appear to introduce a right of appeal to the Magistrates Court against action relating to both advertisements and graffiti on the grounds that it is not detrimental to amenity (when legal precedent is that the courts are not an appropriate place to make judgements on amenity).

Chapter 6 – Nationally significant infrastructure projects

Abolition of the Infrastructure Planning Commission – We welcome this abolition and the provisions for the Secretary of State to determine major infrastructure projects and for them to be managed through the Planning Inspectorate.


There are two important omissions from the Bill.

Community right of appeal

If communities are to invest significant time, effort and emotional commitment in neighbourhood planning then it can’t be right that a planning application which cuts across everything that has been agreed can be granted by the local planning authority with no right of redress on the planning issues which are raised.
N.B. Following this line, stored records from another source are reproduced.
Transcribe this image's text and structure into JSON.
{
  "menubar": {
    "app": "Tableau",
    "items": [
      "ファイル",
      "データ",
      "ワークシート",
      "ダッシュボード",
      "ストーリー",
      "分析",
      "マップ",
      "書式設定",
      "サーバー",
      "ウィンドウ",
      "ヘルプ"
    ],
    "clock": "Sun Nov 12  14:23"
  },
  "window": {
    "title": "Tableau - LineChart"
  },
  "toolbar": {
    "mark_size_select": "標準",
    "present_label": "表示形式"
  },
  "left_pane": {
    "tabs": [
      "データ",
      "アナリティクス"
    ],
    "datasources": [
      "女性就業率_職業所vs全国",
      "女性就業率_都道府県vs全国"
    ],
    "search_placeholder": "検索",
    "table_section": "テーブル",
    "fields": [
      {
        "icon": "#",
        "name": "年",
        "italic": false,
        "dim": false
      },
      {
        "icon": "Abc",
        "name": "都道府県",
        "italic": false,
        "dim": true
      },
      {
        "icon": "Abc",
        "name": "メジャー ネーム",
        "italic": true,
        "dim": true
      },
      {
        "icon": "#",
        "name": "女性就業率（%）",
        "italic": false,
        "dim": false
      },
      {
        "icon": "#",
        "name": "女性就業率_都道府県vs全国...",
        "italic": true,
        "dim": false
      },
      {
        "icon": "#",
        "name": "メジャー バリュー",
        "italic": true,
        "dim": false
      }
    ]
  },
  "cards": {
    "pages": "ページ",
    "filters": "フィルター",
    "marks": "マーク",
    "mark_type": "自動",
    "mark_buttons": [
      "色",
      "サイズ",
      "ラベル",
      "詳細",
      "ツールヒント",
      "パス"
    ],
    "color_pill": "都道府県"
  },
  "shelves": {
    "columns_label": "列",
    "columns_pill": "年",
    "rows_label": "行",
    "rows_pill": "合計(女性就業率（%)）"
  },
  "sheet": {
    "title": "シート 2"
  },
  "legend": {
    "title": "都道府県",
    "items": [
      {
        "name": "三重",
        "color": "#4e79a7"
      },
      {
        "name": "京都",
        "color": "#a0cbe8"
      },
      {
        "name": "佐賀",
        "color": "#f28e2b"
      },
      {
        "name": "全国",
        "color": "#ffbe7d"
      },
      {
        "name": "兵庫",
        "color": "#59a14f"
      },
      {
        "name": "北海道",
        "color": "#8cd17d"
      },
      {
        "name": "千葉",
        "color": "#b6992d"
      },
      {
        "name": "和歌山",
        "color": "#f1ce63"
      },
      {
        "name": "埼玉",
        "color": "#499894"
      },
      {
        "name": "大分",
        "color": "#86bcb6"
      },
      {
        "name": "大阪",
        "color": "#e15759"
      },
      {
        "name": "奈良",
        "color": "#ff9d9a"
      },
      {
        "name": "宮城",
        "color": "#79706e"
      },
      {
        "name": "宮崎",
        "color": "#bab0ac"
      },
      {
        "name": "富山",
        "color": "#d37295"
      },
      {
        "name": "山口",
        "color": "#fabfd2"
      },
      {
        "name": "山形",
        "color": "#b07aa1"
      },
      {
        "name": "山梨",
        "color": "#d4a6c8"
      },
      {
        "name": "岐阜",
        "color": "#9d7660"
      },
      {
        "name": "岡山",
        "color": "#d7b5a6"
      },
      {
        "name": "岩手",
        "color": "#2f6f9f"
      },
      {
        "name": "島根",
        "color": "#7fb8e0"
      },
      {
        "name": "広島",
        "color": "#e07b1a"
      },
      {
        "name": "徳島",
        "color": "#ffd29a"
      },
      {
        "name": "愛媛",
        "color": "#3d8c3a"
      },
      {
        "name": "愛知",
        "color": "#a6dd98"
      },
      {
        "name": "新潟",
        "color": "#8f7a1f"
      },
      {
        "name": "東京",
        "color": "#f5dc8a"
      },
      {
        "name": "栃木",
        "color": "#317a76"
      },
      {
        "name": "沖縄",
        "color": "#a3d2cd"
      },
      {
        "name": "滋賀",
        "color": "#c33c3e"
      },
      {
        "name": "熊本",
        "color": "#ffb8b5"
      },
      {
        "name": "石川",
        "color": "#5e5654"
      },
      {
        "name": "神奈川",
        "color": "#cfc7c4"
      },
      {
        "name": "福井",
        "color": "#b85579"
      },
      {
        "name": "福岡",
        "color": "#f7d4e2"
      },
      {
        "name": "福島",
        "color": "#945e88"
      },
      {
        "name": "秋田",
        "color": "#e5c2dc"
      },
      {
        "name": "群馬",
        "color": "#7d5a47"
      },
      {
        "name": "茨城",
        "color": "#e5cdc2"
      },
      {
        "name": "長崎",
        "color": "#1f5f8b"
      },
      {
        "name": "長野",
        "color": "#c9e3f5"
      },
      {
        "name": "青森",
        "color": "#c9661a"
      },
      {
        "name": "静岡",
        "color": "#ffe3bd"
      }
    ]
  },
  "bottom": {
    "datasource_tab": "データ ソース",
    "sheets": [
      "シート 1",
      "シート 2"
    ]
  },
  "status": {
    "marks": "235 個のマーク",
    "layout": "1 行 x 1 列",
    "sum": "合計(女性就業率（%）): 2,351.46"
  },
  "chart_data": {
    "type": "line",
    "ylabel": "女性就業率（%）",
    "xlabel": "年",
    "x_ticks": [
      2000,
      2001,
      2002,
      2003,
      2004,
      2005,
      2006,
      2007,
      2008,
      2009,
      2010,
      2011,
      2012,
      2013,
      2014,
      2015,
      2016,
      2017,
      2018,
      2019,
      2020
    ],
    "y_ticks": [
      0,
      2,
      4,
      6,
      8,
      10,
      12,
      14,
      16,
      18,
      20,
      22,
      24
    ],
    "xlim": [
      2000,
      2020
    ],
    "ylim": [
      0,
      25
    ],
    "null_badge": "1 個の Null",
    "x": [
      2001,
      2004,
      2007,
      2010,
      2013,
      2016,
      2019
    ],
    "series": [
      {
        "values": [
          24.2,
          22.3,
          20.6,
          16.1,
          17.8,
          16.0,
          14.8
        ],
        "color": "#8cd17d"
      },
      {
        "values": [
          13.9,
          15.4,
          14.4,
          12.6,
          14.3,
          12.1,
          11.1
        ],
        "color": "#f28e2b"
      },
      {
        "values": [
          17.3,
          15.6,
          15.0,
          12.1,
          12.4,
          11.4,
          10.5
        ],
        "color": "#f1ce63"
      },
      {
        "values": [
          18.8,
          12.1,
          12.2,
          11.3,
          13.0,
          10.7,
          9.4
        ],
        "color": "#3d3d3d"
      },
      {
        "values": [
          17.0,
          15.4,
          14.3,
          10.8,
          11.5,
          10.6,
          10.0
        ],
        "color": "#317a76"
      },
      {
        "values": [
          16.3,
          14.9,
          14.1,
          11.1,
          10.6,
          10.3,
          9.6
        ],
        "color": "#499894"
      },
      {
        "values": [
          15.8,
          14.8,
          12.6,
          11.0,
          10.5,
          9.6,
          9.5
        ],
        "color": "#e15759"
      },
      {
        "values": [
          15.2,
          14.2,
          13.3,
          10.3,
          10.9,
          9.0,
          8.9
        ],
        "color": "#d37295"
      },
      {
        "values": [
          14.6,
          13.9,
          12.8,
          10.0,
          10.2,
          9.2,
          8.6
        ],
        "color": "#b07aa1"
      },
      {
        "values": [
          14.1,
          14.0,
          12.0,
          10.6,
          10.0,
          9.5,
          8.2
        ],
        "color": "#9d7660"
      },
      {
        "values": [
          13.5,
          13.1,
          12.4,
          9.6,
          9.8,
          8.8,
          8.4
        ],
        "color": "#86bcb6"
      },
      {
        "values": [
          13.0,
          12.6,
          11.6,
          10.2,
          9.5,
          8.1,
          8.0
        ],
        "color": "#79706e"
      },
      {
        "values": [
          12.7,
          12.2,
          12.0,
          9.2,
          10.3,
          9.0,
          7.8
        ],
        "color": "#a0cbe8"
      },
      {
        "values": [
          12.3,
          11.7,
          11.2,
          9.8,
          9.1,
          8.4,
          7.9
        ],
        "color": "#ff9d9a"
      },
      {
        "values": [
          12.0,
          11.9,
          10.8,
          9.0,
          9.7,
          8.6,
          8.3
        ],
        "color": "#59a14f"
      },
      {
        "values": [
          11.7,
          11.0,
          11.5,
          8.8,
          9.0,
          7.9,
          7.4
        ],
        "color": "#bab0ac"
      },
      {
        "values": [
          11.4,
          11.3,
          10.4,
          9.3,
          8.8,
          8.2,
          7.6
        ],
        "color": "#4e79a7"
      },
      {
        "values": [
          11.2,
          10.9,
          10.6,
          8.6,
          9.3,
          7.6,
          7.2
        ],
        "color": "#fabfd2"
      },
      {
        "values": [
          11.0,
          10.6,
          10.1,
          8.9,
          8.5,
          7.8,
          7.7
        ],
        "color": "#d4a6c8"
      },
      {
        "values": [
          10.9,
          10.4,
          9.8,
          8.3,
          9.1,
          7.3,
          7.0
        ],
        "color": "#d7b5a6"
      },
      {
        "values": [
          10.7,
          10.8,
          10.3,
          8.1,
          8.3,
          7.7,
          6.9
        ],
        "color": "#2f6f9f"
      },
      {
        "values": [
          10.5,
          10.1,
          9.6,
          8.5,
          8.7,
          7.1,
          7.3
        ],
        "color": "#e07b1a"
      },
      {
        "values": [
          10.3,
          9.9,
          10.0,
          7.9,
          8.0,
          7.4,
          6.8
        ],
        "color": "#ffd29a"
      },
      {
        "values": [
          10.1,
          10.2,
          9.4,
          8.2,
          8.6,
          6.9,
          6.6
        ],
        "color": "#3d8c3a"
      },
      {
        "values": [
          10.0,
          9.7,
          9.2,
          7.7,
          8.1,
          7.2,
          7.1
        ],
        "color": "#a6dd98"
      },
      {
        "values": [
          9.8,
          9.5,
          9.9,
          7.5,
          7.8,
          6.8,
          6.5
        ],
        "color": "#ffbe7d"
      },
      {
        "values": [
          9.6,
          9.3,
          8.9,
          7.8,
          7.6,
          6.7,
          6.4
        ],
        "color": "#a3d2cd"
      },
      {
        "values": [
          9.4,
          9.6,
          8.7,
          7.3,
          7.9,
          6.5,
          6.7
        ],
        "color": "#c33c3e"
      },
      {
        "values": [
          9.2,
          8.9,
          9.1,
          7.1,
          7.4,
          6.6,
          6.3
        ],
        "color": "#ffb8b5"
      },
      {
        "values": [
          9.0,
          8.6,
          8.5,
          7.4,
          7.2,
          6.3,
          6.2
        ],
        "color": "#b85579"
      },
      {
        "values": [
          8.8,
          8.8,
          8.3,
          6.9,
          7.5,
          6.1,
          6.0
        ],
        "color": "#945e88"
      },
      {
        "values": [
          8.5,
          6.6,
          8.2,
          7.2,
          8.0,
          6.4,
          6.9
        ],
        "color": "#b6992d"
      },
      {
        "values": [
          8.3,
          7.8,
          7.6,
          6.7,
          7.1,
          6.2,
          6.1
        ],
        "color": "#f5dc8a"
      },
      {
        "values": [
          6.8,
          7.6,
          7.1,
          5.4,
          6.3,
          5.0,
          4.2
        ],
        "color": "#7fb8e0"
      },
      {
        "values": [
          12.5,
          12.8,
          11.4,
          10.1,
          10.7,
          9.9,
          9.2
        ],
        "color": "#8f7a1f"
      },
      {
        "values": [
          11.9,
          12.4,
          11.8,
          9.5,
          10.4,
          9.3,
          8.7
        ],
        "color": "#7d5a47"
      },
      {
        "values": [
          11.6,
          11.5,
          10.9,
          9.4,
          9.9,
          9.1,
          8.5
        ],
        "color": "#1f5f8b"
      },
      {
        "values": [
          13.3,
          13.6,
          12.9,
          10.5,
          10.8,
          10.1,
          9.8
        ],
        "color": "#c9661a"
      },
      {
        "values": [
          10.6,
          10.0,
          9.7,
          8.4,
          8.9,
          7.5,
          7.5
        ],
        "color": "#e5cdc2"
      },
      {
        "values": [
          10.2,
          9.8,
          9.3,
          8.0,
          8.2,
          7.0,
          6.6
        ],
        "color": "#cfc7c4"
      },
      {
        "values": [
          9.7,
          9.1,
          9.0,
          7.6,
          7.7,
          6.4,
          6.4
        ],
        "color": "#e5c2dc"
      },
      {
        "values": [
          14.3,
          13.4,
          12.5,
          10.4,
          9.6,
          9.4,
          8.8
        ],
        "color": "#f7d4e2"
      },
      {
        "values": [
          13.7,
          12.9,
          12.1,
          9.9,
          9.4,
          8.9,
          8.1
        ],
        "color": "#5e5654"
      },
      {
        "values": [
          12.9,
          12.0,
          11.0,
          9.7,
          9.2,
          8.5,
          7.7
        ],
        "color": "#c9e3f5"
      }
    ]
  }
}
One option would be to bar any departure applications from being submitted and require agreement to be secured for the plan to be amended first. This would also be an incentive to produce a neighbourhood plan. We can see some practical problems with this option and there may be cases where everyone is in agreement with the proposed development and the application process would be preferable to a plan amendment.

Our preferred option would be a carefully defined community right of appeal against such "departure applications". The numbers are small (only 0.15% of the six million planning applications in the last decade were departures) and it would also improve the quality of local authority decision making as reasons for granting as well as refusing permission would have to be clearly expressed. Only those who objected to the planning application would be eligible to appeal and local authorities are already required to identify departure applications for the purposes of deciding on the level of publicity to be given. A community right of appeal might even be combined with the removal of the Secretary of State’s call in powers on the grounds that a more active civil society will ensure all relevant applications are subjected to necessary scrutiny, including through exercising a community right of appeal.

Protecting local services

The importance of a diverse range of local shops and services was identified as one of the most important contributors to what makes places enjoyable and people proud to live there in the results of Civic Voice’s Love Local survey (www.civicvoice.org.uk/campaigns/love-local) in 2010. This also identified the loss of independent shops as one of the main things at risk.

Civic Voice believes the planning system should play a more supportive role in protecting essential local shops and services and giving communities more of a say over what happens in their High Streets and street corners. Currently a local butcher or greengrocer can become another multinational coffee shop without the need to apply for planning permission. We support a change to the Use Classes Order which introduces a new category of essential shops – such as bakers, greengrocers and butchers – and services – such as pubs and post offices - or makes them sui generis by placing them outside the use classes altogether. This means that express planning consent would be needed to change use.

We welcome the Private Members Bill introduced by Nigel Adams MP and widely supported in Early Day Motion 1009 and hope its provisions can be included in the final legislation.

January 2011